Task details »
Search the records below for the word "JSON" and show every line where it occurs.

======== Records provided

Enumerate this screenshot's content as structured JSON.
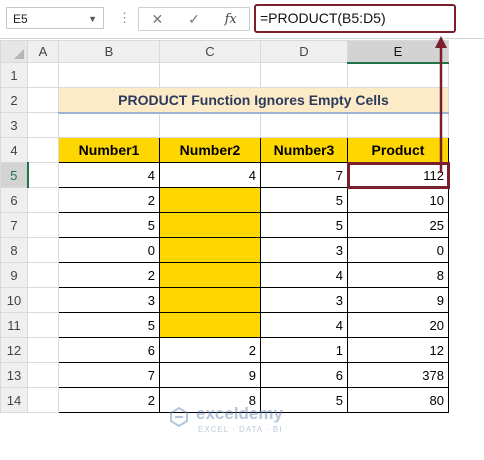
{
  "formula_bar": {
    "name_box": "E5",
    "formula": "=PRODUCT(B5:D5)",
    "cancel_icon": "close-icon",
    "enter_icon": "check-icon",
    "fx_label": "fx"
  },
  "columns": [
    "A",
    "B",
    "C",
    "D",
    "E"
  ],
  "rows": [
    "1",
    "2",
    "3",
    "4",
    "5",
    "6",
    "7",
    "8",
    "9",
    "10",
    "11",
    "12",
    "13",
    "14"
  ],
  "title": "PRODUCT Function Ignores Empty Cells",
  "table": {
    "headers": [
      "Number1",
      "Number2",
      "Number3",
      "Product"
    ],
    "rows": [
      [
        "4",
        "4",
        "7",
        "112"
      ],
      [
        "2",
        "",
        "5",
        "10"
      ],
      [
        "5",
        "",
        "5",
        "25"
      ],
      [
        "0",
        "",
        "3",
        "0"
      ],
      [
        "2",
        "",
        "4",
        "8"
      ],
      [
        "3",
        "",
        "3",
        "9"
      ],
      [
        "5",
        "",
        "4",
        "20"
      ],
      [
        "6",
        "2",
        "1",
        "12"
      ],
      [
        "7",
        "9",
        "6",
        "378"
      ],
      [
        "2",
        "8",
        "5",
        "80"
      ]
    ]
  },
  "watermark": {
    "name": "exceldemy",
    "tagline": "EXCEL · DATA · BI"
  },
  "colors": {
    "highlight": "#fed700",
    "title_bg": "#fdebc8",
    "accent_box": "#7a1f2b"
  }
}
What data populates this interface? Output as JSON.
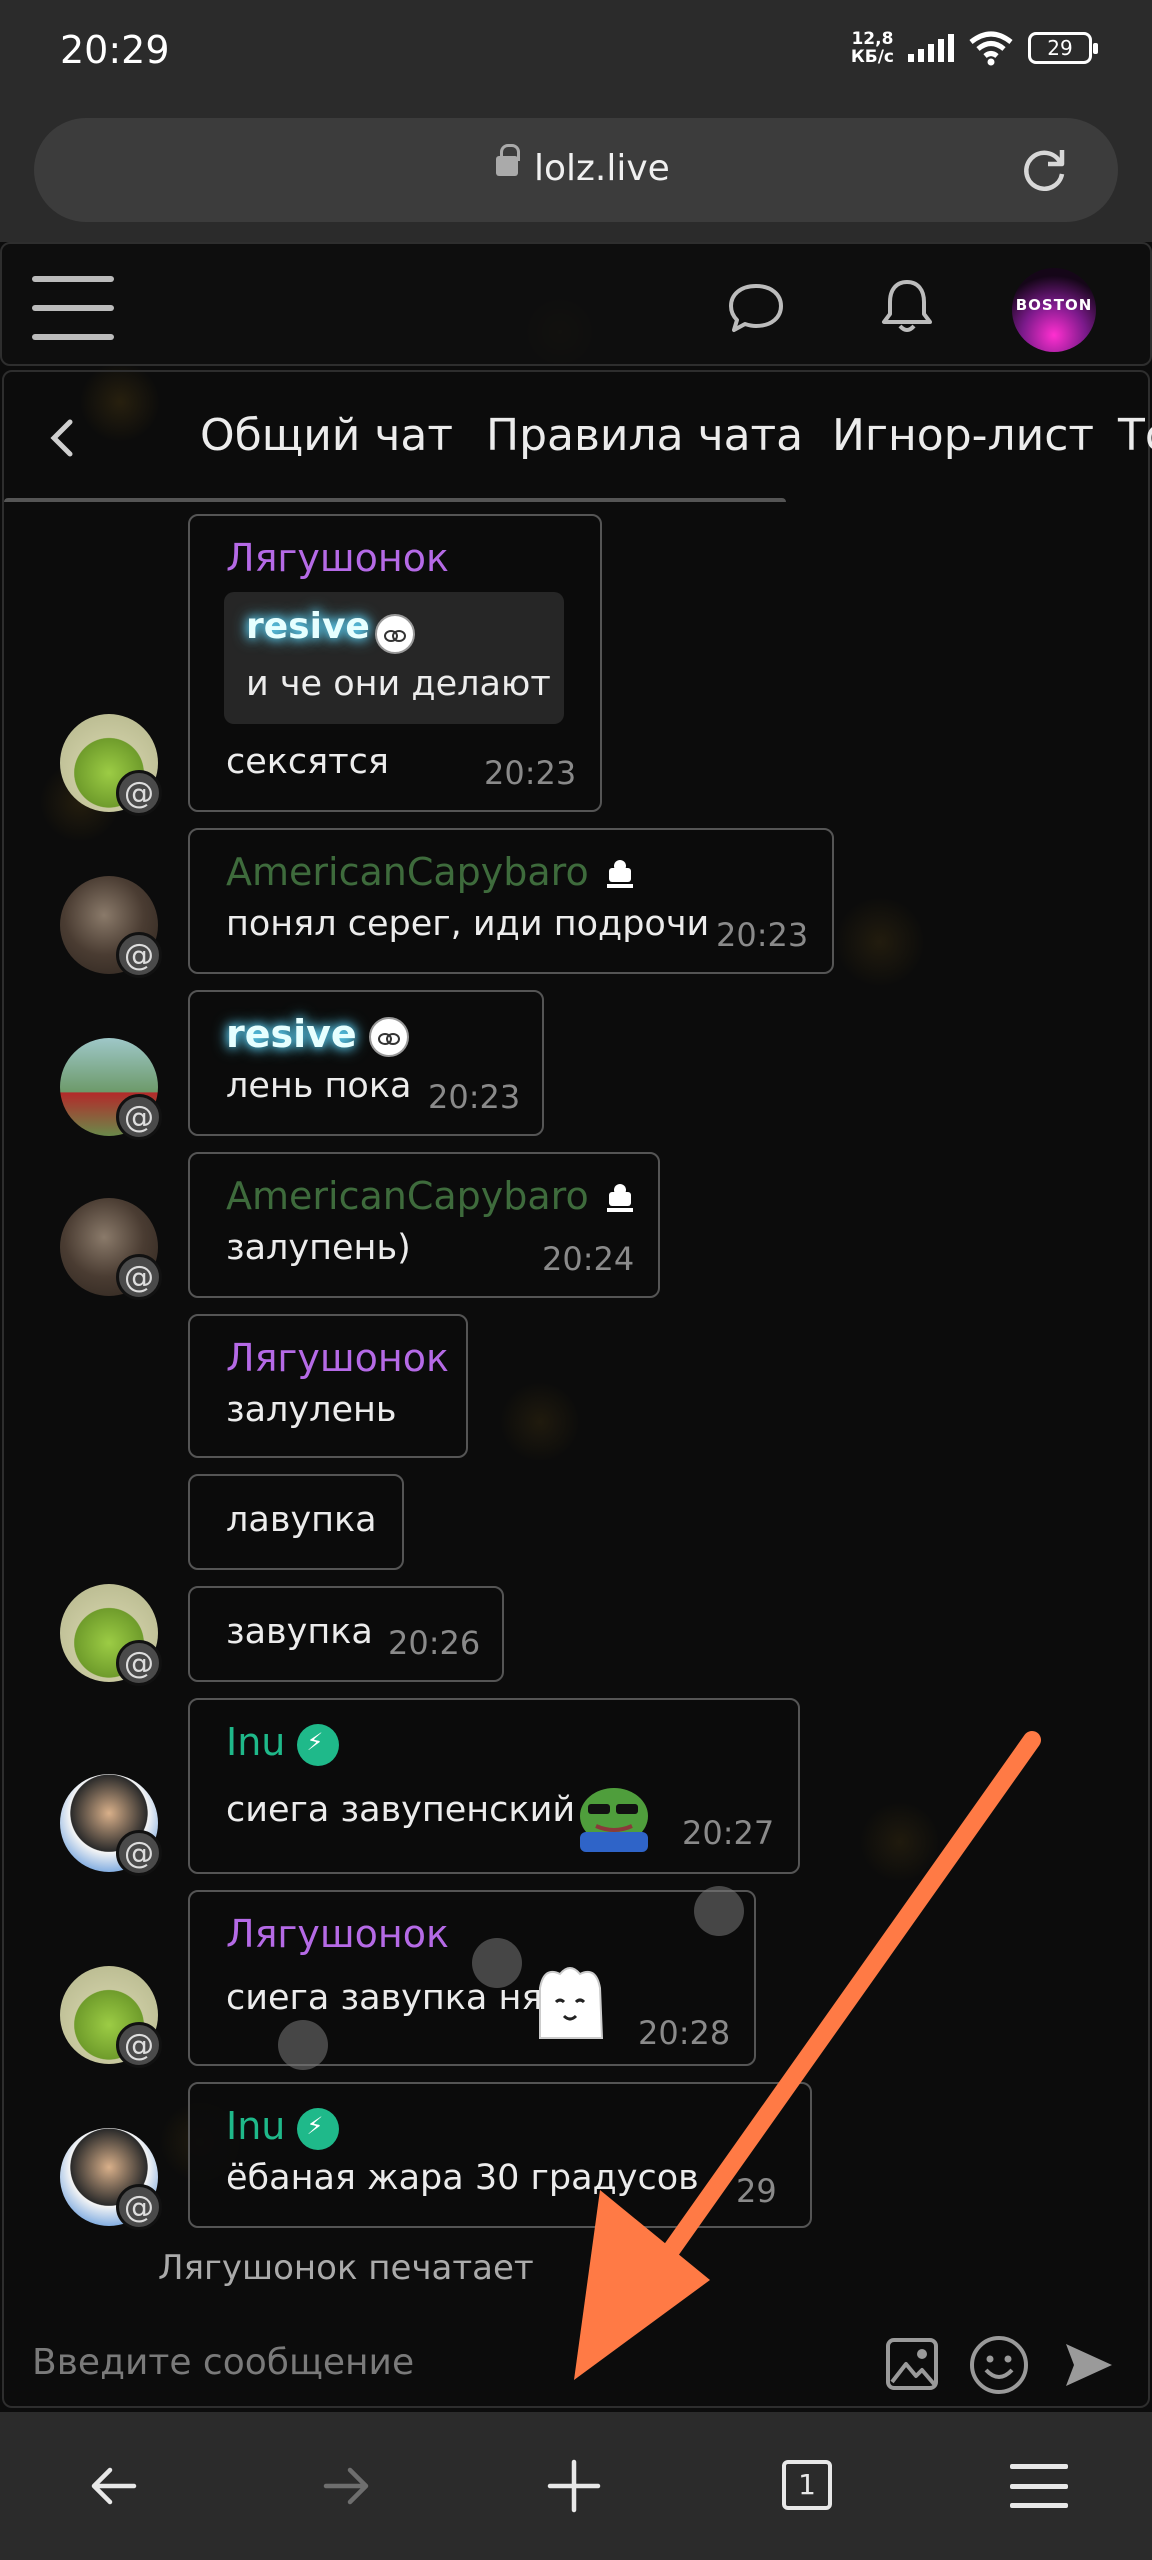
{
  "status_bar": {
    "time": "20:29",
    "speed_value": "12,8",
    "speed_unit": "КБ/с",
    "battery": "29"
  },
  "browser": {
    "url": "lolz.live",
    "tabs_count": "1"
  },
  "forum_header": {
    "avatar_text": "BOSTON"
  },
  "chat": {
    "tabs": [
      "Общий чат",
      "Правила чата",
      "Игнор-лист",
      "То"
    ],
    "messages": [
      {
        "author": "Лягушонок",
        "quote_author": "resive",
        "quote_text": "и че они делают",
        "text": "сексятся",
        "time": "20:23"
      },
      {
        "author": "AmericanCapybaro",
        "text": "понял серег, иди подрочи",
        "time": "20:23"
      },
      {
        "author": "resive",
        "text": "лень пока",
        "time": "20:23"
      },
      {
        "author": "AmericanCapybaro",
        "text": "залупень)",
        "time": "20:24"
      },
      {
        "author": "Лягушонок",
        "text": "залулень"
      },
      {
        "text": "лавупка"
      },
      {
        "text": "завупка",
        "time": "20:26"
      },
      {
        "author": "Inu",
        "text": "сиега завупенский",
        "time": "20:27"
      },
      {
        "author": "Лягушонок",
        "text": "сиега завупка ня",
        "time": "20:28"
      },
      {
        "author": "Inu",
        "text": "ёбаная жара 30 градусов",
        "time": "29"
      }
    ],
    "typing": "Лягушонок печатает",
    "input_placeholder": "Введите сообщение",
    "mention_symbol": "@"
  },
  "colors": {
    "accent_orange": "#ff7a45",
    "name_purple": "#b56ae6",
    "name_teal": "#1fb98a",
    "name_green": "#3e6b3c"
  }
}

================

Output for this exercise »
Enumerate this screenshot's content as structured JSON.
What data populates this interface? Output as JSON.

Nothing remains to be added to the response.